Sustainable Design – The biggest retail trend of 2019

Last year was the first year when ethical living really went mainstream. The vegan diet became all the rage, BBC’s Blue Planet was a hit and by November #sustainability hashtag had nearly 2.5 million posts. As consumers became more knowledgeable and aware of the impact of their lifestyle on the environment, they also became more conscious and purposeful in their choices.

In direct response to this, sustainable design is fast shaping up to become the biggest trend in retail design in 2019. Shopping centres and high street stores shed the temple of consumerism society label. Instead, position themselves as beacons of energy efficient and sustainable lifestyle. To stay relevant, brands incorporate ethically sourced materials into the store interiors and create environments which promote health and wellbeing.

Wooden furniture, plants and lighting at IKEA's most sustainable store in the UK in Greenwich

Ikea

At the beginning of the year, Ikea opened its most sustainable store yet in London. The first new full-size store in the capital in 13 years has been built using renewable construction materials. It employs many green technologies such as solar roof panels, a wildlife roof garden, rainwater harvesting, geothermal heating and LED lighting. The store has only a limited number of parking spaces available, to encourage both customers and employees to commute by public transport. It also offers minicab, electric van and courier bicycles as home delivery options. Informative displays installed throughout the space, show what materials are used to make the Ikea products and how different technologies can be used to make customers’ homes more energy efficient and environmentally friendly.

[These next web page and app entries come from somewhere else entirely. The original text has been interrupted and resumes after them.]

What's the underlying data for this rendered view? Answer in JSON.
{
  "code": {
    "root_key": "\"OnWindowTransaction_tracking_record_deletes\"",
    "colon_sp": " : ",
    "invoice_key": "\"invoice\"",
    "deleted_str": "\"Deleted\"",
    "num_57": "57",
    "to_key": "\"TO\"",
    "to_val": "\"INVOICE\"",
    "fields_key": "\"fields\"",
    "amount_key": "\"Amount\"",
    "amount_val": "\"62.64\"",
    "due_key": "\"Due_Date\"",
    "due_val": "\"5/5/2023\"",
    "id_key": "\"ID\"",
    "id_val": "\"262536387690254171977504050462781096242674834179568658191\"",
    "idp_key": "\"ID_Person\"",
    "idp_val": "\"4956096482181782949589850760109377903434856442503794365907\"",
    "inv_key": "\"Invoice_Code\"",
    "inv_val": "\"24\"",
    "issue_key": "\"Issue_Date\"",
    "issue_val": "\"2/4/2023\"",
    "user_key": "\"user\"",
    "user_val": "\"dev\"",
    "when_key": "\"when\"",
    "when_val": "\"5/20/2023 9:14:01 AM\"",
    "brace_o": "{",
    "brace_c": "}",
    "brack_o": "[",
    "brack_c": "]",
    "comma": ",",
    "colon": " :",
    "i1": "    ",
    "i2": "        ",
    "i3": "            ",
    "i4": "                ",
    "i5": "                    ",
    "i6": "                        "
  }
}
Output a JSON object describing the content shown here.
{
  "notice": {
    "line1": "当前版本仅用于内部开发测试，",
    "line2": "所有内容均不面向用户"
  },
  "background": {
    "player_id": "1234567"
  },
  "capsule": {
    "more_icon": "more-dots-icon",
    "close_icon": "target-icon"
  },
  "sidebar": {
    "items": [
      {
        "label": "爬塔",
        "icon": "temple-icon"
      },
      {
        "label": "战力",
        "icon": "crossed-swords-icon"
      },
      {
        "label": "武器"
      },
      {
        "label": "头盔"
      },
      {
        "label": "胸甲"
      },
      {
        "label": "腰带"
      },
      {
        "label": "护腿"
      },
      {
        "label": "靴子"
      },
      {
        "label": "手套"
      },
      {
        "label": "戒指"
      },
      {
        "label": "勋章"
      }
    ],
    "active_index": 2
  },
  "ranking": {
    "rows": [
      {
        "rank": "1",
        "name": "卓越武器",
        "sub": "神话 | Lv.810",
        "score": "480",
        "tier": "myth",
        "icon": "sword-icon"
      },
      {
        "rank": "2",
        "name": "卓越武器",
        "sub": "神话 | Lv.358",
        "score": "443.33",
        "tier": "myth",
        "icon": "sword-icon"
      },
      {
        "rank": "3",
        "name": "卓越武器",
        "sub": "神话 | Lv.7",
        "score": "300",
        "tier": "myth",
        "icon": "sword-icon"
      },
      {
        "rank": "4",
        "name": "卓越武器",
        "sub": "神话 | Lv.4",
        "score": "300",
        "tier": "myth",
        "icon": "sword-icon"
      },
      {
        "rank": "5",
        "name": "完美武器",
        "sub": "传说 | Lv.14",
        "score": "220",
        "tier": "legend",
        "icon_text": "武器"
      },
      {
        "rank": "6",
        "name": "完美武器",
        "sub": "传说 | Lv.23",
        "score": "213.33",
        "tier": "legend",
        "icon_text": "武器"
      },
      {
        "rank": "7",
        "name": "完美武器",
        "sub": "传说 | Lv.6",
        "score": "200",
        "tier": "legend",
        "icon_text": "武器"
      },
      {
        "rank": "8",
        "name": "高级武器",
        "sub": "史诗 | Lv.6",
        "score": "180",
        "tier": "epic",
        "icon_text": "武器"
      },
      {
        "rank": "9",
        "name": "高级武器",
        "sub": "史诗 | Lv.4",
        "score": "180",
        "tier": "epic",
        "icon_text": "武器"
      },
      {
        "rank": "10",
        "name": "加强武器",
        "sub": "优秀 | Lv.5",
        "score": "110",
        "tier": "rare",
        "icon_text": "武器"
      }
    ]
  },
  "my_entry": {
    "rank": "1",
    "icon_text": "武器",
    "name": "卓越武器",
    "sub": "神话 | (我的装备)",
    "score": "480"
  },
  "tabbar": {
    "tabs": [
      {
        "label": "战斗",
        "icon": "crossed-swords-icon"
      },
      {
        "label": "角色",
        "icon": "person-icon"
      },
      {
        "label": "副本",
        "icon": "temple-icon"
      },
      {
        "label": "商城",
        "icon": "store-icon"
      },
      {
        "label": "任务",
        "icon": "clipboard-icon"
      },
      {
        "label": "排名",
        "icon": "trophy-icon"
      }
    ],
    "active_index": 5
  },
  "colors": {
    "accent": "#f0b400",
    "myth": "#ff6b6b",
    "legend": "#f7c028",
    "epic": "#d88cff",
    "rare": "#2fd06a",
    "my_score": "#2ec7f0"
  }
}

Pret A Manger

Pret A Manger’s new sustainability concept store which opened recently in Shoreditch has been fitted out using recycled plastics. 60% recycled ceramic tiles, eco paints, marine waste table tops and recycled aggregate flooring. Timber signs from old stores have been repurposed to create a visually striking feature wall. Smart MEP solutions have been employed to capture and filter the heat generated by the fridges and channel it into the over door heater while the condenser water from the air-conditioning unit is used to water exterior plants.

House plants in the IKEA Greenwich store, IKEA's most sustainable store in the UK

Luxury brands and sustainable design

Luxury brands, traditionally slower to embrace new trends, have also stepped on board and are working to make their stores more environmentally conscious and prove that sustainability doesn’t mean compromising on luxury or style.

Stella McCartney

A new Stella McCartney boutique on Old Brompton Street that opened last year claims to be the most sustainable store in London. The interior incorporates handmade, organic and ethically sourced materials such as recycled foam and papier-mâché wall panels made using waste paper from the company’s London offices. Biodegradable mannequins are used in visual merchandising displays. Informative messages on sustainability interject the interior in forms of signage and projected moving images to further communicate the brand ethos to customers. The brand also worked with Airlabs to design an air-conditioning system that uses nano carbon technology to make the air in store as clean as possible. Give visitors and staff a respite from London pollution.

Interior of Stella McCartney's new sustainably designed Old Bond Street Store in London
Exterior of Stella McCartney's new sustainably designed Old Bond Street Store in London
Curved shoe wall in Stella McCartney's new sustainably designed Old Bond Street Store in London

Versace

Versace recently opened a sustainable boutique in fashionable Sloane Street in London. The first LEED-certified store in this iconic location. Sustainably sourced materials are used throughout the store with climate control systems designed to save both water and energy as well as promote health and wellbeing.

Retail properties have relatively short life cycles due mainly to the ever-changing trends and market environments. Spaces can be continually reimagined and adapted to keep up with consumer demands. This means fixtures, fittings and finishes are often completely replaced and layouts changed every couple of years. This fast adaptation culture naturally carries with it the responsibility for dealing with waste and end of life management of products. Plants can be incorporated into the store interiors to improve air quality and wellbeing while green walls and roofs can help optimise buildings thermal performance. But that’s not all. Retail spaces can also become education hubs promoting healthy and sustainable lifestyle using brand products and services. This is something that Ikea does exceptionally well through their Learning Lab where customers can learn how to prolong the life of products, up-cycle and grow their own food produce. Customers want to buy from brands they can identify with and that hold the same values. By incorporating environmentally friendly initiatives into the store design, retailers can enhance their reputation and build a loyal brand advocate base while also reducing costs and helping the environment. Everybody wins!

Biophilic design rock centre piece in the new Stella McCartney Old Bond Street Store in London